◆ **Exercise**
Lines with the word "true" in them must be copied from the records below.

Items from an interface collection
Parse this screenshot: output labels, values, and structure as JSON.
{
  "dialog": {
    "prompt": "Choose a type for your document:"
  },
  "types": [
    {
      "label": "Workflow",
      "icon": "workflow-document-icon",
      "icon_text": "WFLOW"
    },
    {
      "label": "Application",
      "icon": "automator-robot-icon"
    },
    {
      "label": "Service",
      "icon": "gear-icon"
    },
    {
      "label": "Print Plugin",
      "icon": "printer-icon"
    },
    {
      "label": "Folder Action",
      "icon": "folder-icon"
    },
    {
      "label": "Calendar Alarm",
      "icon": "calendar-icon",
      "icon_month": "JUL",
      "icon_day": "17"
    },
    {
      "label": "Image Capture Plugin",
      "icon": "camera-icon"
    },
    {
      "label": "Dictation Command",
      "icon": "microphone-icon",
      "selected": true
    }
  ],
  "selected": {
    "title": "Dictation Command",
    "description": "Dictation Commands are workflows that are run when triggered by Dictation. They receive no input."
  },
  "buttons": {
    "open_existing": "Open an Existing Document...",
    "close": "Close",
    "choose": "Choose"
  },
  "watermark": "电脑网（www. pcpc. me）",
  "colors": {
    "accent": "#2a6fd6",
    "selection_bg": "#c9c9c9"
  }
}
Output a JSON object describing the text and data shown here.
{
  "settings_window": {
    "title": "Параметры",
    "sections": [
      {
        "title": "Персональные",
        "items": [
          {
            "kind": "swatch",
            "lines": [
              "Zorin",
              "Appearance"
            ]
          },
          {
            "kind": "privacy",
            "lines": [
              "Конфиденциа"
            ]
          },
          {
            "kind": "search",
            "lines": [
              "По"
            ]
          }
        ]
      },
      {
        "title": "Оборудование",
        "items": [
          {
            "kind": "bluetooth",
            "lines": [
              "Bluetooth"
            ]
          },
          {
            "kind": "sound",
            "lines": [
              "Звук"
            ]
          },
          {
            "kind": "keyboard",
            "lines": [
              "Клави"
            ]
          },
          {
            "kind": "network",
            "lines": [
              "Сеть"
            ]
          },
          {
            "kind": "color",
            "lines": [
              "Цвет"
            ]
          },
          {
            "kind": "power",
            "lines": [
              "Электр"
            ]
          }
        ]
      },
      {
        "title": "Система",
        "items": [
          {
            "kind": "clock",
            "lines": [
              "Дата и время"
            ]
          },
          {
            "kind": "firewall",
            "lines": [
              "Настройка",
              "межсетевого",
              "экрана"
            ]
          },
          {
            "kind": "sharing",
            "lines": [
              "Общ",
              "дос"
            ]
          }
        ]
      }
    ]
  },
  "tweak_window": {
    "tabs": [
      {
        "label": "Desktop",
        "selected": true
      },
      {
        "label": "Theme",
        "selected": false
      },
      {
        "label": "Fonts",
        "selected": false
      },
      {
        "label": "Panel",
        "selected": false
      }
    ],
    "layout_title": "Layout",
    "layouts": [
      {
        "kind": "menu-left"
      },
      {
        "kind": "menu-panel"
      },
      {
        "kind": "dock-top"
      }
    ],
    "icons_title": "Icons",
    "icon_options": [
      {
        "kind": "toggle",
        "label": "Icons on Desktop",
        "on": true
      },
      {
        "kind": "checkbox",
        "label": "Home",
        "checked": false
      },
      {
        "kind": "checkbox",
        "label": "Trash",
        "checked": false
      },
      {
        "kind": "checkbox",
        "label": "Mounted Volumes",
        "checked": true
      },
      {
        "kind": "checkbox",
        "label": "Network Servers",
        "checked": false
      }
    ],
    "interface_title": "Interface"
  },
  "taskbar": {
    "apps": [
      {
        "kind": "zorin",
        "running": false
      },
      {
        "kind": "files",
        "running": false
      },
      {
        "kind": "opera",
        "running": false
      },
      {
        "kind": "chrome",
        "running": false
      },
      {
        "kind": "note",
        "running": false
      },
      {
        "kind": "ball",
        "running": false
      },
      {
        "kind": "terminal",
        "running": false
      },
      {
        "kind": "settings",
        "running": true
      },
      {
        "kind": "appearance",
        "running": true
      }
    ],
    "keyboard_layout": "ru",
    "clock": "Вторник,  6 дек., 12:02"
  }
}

◆ **Task solution**
      "selected": true
        "selected": true
        "on": true
        "checked": true
        "running": true
        "running": true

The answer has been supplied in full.